THE INPUT section start

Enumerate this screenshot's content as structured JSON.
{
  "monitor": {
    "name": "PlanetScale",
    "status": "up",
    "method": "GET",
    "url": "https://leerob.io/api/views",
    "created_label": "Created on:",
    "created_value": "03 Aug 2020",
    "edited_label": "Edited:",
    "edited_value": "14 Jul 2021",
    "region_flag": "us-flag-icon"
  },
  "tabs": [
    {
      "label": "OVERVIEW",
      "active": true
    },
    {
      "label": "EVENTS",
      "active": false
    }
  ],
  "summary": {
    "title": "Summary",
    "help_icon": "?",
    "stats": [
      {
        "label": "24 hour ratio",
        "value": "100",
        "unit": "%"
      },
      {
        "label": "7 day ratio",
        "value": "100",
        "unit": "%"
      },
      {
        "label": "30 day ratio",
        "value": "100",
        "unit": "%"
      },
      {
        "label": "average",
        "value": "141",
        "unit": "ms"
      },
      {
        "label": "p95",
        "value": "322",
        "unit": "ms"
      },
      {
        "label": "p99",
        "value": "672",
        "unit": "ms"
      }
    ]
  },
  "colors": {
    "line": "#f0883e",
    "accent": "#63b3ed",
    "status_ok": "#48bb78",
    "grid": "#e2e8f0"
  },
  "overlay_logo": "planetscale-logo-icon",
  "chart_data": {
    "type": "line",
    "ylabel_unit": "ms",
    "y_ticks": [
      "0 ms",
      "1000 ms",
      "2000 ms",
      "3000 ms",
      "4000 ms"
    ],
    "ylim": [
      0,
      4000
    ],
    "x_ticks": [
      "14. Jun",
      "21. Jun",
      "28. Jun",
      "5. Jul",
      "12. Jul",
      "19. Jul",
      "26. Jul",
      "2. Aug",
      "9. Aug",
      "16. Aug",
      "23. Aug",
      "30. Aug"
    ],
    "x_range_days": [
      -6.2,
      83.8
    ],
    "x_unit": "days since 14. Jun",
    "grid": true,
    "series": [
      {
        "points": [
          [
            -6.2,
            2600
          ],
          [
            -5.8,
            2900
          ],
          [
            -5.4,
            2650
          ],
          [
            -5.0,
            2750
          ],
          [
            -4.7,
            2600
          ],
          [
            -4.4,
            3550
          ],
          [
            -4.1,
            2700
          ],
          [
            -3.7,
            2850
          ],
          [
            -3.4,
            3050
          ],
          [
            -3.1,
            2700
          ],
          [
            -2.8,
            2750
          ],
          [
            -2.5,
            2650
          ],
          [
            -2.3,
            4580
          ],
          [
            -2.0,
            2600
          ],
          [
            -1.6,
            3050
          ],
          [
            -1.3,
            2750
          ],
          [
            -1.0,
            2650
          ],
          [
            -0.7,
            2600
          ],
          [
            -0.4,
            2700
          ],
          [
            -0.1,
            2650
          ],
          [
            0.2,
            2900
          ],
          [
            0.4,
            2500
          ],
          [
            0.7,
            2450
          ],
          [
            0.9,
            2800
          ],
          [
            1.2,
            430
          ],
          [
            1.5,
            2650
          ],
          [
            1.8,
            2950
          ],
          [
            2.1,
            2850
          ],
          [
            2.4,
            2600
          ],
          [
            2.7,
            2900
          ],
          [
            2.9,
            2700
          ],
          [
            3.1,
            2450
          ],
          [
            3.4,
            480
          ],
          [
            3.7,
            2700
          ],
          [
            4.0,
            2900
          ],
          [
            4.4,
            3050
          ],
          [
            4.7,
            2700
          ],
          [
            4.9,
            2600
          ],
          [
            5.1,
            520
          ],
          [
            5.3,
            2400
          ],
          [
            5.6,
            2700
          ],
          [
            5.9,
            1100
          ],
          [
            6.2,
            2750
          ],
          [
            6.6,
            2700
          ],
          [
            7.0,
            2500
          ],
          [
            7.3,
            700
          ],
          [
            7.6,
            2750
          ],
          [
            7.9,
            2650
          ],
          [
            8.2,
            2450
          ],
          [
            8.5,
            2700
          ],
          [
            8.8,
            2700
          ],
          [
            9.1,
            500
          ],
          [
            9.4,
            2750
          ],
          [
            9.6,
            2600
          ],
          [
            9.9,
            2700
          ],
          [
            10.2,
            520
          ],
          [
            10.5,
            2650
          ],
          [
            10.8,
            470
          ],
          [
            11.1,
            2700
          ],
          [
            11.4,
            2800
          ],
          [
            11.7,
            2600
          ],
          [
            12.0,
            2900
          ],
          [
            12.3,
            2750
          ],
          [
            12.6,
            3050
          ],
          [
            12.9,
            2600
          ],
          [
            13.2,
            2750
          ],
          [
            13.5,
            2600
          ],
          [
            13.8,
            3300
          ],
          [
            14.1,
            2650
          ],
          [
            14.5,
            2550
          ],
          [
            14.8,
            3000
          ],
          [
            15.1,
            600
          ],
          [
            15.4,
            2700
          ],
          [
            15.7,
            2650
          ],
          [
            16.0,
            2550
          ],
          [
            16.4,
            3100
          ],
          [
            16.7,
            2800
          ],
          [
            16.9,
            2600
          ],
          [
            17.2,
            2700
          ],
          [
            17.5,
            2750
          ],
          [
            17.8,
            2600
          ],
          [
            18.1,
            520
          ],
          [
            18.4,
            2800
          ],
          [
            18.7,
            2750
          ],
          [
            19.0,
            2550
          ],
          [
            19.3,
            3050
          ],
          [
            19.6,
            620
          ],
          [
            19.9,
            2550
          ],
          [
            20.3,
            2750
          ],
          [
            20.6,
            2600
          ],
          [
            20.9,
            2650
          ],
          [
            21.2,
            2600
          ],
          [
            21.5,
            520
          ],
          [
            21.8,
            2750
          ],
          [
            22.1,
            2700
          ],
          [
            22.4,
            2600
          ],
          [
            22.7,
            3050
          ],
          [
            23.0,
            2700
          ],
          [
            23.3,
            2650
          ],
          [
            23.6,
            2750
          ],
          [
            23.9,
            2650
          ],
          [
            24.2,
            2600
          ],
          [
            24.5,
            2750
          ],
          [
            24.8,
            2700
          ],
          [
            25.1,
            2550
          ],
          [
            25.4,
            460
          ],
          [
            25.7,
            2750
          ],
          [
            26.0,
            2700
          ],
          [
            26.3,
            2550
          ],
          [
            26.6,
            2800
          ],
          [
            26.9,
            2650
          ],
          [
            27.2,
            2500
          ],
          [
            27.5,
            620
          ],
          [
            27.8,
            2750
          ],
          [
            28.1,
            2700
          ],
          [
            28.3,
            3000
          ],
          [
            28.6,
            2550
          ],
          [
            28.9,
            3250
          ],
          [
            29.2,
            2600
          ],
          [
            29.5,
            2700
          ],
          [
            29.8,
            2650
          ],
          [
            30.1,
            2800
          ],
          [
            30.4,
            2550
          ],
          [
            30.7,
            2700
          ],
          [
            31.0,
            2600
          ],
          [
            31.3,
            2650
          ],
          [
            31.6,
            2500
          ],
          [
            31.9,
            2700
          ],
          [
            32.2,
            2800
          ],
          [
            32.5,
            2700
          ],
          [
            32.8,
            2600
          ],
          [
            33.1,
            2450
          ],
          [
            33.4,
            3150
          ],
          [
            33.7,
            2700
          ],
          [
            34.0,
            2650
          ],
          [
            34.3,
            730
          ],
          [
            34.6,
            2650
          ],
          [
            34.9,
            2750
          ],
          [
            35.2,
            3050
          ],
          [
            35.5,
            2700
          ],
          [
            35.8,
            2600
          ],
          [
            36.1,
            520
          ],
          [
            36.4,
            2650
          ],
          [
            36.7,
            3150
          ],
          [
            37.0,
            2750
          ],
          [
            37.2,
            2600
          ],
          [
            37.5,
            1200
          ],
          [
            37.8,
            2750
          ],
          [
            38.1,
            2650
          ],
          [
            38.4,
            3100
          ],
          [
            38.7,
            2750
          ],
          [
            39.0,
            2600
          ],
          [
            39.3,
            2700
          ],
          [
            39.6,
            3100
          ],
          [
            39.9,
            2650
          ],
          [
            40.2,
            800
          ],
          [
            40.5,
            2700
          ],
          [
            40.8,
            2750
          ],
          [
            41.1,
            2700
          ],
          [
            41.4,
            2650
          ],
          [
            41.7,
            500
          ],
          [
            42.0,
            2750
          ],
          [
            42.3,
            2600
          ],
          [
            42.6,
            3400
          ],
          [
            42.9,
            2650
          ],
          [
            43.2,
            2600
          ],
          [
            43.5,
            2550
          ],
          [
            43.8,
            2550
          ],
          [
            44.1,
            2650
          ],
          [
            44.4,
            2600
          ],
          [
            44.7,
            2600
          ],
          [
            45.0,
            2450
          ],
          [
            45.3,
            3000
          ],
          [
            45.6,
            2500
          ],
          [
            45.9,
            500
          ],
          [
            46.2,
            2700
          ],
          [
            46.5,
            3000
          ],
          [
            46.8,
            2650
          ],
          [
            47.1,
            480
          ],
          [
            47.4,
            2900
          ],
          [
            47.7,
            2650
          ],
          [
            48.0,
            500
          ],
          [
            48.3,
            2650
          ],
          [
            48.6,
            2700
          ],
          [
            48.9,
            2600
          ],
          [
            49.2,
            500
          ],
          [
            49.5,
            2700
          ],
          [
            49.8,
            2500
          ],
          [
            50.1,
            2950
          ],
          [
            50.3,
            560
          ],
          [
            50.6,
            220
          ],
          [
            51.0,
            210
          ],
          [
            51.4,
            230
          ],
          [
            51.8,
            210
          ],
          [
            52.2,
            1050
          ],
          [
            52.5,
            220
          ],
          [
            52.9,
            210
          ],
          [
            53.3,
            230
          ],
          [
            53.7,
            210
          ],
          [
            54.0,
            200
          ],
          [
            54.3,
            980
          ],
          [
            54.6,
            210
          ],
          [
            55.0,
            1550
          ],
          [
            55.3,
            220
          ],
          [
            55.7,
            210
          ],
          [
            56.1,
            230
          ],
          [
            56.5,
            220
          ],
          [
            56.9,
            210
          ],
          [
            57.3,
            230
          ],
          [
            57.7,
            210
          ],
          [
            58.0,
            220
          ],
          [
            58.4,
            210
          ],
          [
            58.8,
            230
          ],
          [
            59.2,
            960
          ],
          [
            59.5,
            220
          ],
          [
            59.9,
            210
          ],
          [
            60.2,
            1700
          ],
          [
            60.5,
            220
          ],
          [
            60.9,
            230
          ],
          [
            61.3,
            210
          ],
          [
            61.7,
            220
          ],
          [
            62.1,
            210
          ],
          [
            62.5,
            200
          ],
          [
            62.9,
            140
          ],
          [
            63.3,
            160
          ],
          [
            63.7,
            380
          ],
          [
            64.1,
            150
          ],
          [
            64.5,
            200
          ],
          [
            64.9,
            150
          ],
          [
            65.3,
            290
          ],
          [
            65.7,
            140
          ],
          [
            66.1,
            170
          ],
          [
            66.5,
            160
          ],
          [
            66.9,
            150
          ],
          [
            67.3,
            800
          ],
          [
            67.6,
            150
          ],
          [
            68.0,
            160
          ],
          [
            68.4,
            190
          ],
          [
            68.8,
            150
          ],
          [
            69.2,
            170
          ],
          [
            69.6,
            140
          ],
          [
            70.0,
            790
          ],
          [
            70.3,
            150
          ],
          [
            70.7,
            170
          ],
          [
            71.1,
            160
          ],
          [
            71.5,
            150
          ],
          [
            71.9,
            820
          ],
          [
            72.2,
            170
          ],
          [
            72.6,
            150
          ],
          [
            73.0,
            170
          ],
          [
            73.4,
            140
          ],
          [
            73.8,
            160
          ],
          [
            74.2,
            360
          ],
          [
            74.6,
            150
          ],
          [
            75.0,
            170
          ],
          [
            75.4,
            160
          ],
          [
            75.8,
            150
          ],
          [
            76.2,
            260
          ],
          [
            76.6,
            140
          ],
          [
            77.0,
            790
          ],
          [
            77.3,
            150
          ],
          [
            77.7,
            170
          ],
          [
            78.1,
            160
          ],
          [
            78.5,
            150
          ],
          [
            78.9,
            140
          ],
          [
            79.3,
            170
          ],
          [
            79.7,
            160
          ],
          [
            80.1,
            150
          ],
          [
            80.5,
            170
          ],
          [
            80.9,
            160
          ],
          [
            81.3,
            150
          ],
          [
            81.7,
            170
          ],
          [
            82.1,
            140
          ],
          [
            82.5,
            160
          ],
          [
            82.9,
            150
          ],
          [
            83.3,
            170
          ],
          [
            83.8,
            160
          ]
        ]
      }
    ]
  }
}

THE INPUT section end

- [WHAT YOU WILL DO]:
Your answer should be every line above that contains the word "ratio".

- [SOLVED PROBLEM]:
        "label": "24 hour ratio",
        "label": "7 day ratio",
        "label": "30 day ratio",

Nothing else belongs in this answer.